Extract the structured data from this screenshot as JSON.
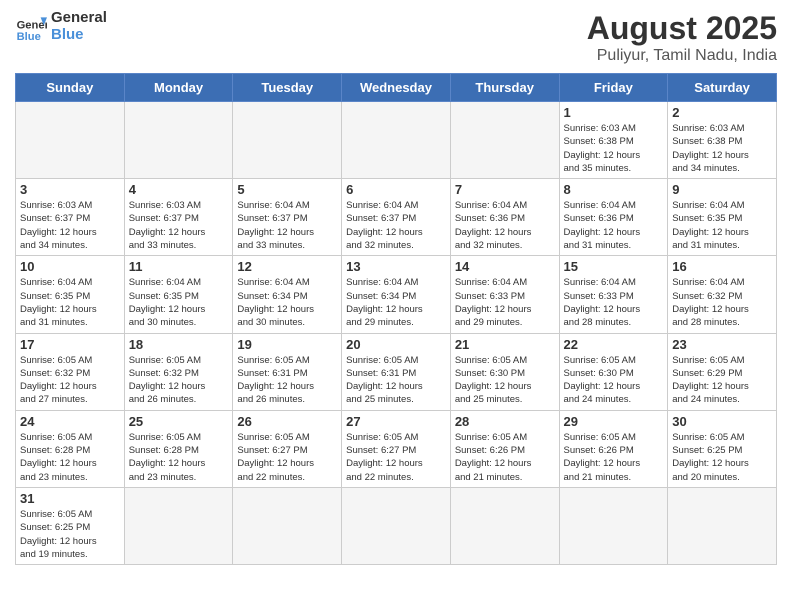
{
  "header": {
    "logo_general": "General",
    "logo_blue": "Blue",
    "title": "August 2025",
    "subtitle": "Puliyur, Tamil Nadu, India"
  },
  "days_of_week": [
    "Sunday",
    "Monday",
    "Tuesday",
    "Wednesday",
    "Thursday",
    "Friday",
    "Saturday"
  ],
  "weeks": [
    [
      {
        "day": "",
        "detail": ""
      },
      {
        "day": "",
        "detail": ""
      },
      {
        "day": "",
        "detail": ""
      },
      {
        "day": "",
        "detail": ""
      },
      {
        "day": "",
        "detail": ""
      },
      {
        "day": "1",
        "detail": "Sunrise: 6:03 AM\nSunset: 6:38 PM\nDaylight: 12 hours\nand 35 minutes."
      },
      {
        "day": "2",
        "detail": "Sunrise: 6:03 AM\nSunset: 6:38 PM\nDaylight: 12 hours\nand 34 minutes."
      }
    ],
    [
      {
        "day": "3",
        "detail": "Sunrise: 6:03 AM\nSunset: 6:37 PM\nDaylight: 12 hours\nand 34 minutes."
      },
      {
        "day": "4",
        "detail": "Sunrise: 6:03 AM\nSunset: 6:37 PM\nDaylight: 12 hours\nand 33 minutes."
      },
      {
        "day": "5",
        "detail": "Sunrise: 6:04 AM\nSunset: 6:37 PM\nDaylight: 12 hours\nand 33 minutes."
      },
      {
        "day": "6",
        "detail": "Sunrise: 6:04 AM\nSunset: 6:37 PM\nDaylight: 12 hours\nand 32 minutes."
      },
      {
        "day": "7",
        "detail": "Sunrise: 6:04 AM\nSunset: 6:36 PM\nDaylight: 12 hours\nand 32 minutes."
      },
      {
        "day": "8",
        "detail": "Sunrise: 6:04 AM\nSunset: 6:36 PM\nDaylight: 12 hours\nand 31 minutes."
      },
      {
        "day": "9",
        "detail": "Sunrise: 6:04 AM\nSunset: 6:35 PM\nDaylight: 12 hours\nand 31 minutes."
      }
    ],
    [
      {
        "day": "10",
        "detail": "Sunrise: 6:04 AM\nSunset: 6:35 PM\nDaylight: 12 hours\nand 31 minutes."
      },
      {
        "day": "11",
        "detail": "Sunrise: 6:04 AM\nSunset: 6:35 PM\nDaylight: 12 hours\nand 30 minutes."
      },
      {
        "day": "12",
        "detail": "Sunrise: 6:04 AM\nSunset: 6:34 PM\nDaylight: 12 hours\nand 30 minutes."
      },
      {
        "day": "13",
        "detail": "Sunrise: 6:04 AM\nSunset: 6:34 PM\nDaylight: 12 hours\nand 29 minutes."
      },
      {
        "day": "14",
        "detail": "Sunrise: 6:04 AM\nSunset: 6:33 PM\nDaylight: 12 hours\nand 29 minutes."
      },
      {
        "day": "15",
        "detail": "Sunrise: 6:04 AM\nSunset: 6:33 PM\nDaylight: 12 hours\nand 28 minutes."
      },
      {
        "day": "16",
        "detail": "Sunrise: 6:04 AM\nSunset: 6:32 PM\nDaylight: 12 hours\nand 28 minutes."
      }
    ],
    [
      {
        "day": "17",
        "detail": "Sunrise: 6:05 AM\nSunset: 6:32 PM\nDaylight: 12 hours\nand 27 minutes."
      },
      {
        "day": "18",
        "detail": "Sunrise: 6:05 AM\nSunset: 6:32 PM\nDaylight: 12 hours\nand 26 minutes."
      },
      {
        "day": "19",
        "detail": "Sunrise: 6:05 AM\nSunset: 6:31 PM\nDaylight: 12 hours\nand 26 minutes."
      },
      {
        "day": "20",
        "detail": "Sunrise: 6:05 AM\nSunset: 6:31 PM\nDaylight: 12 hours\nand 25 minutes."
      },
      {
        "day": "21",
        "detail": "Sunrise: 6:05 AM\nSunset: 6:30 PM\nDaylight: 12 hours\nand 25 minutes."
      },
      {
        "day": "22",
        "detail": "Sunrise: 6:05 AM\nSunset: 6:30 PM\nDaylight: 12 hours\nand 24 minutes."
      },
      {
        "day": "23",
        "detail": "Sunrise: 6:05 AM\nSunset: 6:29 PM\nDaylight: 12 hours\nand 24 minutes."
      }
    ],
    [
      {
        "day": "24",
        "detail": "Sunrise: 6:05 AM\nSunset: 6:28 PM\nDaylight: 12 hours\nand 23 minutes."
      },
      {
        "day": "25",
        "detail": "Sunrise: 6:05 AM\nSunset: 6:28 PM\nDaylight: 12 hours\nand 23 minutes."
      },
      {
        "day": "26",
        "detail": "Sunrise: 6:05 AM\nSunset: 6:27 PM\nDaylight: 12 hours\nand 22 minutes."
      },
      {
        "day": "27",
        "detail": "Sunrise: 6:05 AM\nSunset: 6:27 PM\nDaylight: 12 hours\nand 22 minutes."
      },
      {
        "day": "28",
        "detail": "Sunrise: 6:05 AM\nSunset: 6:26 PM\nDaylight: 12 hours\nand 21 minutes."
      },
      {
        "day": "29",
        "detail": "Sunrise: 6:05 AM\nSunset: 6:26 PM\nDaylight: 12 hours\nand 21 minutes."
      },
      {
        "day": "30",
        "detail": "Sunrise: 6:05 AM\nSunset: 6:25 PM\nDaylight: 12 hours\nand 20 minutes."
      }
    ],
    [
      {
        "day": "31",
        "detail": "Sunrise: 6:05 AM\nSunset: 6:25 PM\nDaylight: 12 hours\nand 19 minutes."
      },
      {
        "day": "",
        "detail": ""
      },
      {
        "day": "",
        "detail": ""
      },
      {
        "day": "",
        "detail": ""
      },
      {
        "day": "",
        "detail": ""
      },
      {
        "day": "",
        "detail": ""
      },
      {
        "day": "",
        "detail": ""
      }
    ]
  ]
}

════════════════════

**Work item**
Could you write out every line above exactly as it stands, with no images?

**Response area**
Extract the structured data from this screenshot as JSON.
{
  "header": {
    "logo_general": "General",
    "logo_blue": "Blue",
    "title": "August 2025",
    "subtitle": "Puliyur, Tamil Nadu, India"
  },
  "days_of_week": [
    "Sunday",
    "Monday",
    "Tuesday",
    "Wednesday",
    "Thursday",
    "Friday",
    "Saturday"
  ],
  "weeks": [
    [
      {
        "day": "",
        "detail": ""
      },
      {
        "day": "",
        "detail": ""
      },
      {
        "day": "",
        "detail": ""
      },
      {
        "day": "",
        "detail": ""
      },
      {
        "day": "",
        "detail": ""
      },
      {
        "day": "1",
        "detail": "Sunrise: 6:03 AM\nSunset: 6:38 PM\nDaylight: 12 hours\nand 35 minutes."
      },
      {
        "day": "2",
        "detail": "Sunrise: 6:03 AM\nSunset: 6:38 PM\nDaylight: 12 hours\nand 34 minutes."
      }
    ],
    [
      {
        "day": "3",
        "detail": "Sunrise: 6:03 AM\nSunset: 6:37 PM\nDaylight: 12 hours\nand 34 minutes."
      },
      {
        "day": "4",
        "detail": "Sunrise: 6:03 AM\nSunset: 6:37 PM\nDaylight: 12 hours\nand 33 minutes."
      },
      {
        "day": "5",
        "detail": "Sunrise: 6:04 AM\nSunset: 6:37 PM\nDaylight: 12 hours\nand 33 minutes."
      },
      {
        "day": "6",
        "detail": "Sunrise: 6:04 AM\nSunset: 6:37 PM\nDaylight: 12 hours\nand 32 minutes."
      },
      {
        "day": "7",
        "detail": "Sunrise: 6:04 AM\nSunset: 6:36 PM\nDaylight: 12 hours\nand 32 minutes."
      },
      {
        "day": "8",
        "detail": "Sunrise: 6:04 AM\nSunset: 6:36 PM\nDaylight: 12 hours\nand 31 minutes."
      },
      {
        "day": "9",
        "detail": "Sunrise: 6:04 AM\nSunset: 6:35 PM\nDaylight: 12 hours\nand 31 minutes."
      }
    ],
    [
      {
        "day": "10",
        "detail": "Sunrise: 6:04 AM\nSunset: 6:35 PM\nDaylight: 12 hours\nand 31 minutes."
      },
      {
        "day": "11",
        "detail": "Sunrise: 6:04 AM\nSunset: 6:35 PM\nDaylight: 12 hours\nand 30 minutes."
      },
      {
        "day": "12",
        "detail": "Sunrise: 6:04 AM\nSunset: 6:34 PM\nDaylight: 12 hours\nand 30 minutes."
      },
      {
        "day": "13",
        "detail": "Sunrise: 6:04 AM\nSunset: 6:34 PM\nDaylight: 12 hours\nand 29 minutes."
      },
      {
        "day": "14",
        "detail": "Sunrise: 6:04 AM\nSunset: 6:33 PM\nDaylight: 12 hours\nand 29 minutes."
      },
      {
        "day": "15",
        "detail": "Sunrise: 6:04 AM\nSunset: 6:33 PM\nDaylight: 12 hours\nand 28 minutes."
      },
      {
        "day": "16",
        "detail": "Sunrise: 6:04 AM\nSunset: 6:32 PM\nDaylight: 12 hours\nand 28 minutes."
      }
    ],
    [
      {
        "day": "17",
        "detail": "Sunrise: 6:05 AM\nSunset: 6:32 PM\nDaylight: 12 hours\nand 27 minutes."
      },
      {
        "day": "18",
        "detail": "Sunrise: 6:05 AM\nSunset: 6:32 PM\nDaylight: 12 hours\nand 26 minutes."
      },
      {
        "day": "19",
        "detail": "Sunrise: 6:05 AM\nSunset: 6:31 PM\nDaylight: 12 hours\nand 26 minutes."
      },
      {
        "day": "20",
        "detail": "Sunrise: 6:05 AM\nSunset: 6:31 PM\nDaylight: 12 hours\nand 25 minutes."
      },
      {
        "day": "21",
        "detail": "Sunrise: 6:05 AM\nSunset: 6:30 PM\nDaylight: 12 hours\nand 25 minutes."
      },
      {
        "day": "22",
        "detail": "Sunrise: 6:05 AM\nSunset: 6:30 PM\nDaylight: 12 hours\nand 24 minutes."
      },
      {
        "day": "23",
        "detail": "Sunrise: 6:05 AM\nSunset: 6:29 PM\nDaylight: 12 hours\nand 24 minutes."
      }
    ],
    [
      {
        "day": "24",
        "detail": "Sunrise: 6:05 AM\nSunset: 6:28 PM\nDaylight: 12 hours\nand 23 minutes."
      },
      {
        "day": "25",
        "detail": "Sunrise: 6:05 AM\nSunset: 6:28 PM\nDaylight: 12 hours\nand 23 minutes."
      },
      {
        "day": "26",
        "detail": "Sunrise: 6:05 AM\nSunset: 6:27 PM\nDaylight: 12 hours\nand 22 minutes."
      },
      {
        "day": "27",
        "detail": "Sunrise: 6:05 AM\nSunset: 6:27 PM\nDaylight: 12 hours\nand 22 minutes."
      },
      {
        "day": "28",
        "detail": "Sunrise: 6:05 AM\nSunset: 6:26 PM\nDaylight: 12 hours\nand 21 minutes."
      },
      {
        "day": "29",
        "detail": "Sunrise: 6:05 AM\nSunset: 6:26 PM\nDaylight: 12 hours\nand 21 minutes."
      },
      {
        "day": "30",
        "detail": "Sunrise: 6:05 AM\nSunset: 6:25 PM\nDaylight: 12 hours\nand 20 minutes."
      }
    ],
    [
      {
        "day": "31",
        "detail": "Sunrise: 6:05 AM\nSunset: 6:25 PM\nDaylight: 12 hours\nand 19 minutes."
      },
      {
        "day": "",
        "detail": ""
      },
      {
        "day": "",
        "detail": ""
      },
      {
        "day": "",
        "detail": ""
      },
      {
        "day": "",
        "detail": ""
      },
      {
        "day": "",
        "detail": ""
      },
      {
        "day": "",
        "detail": ""
      }
    ]
  ]
}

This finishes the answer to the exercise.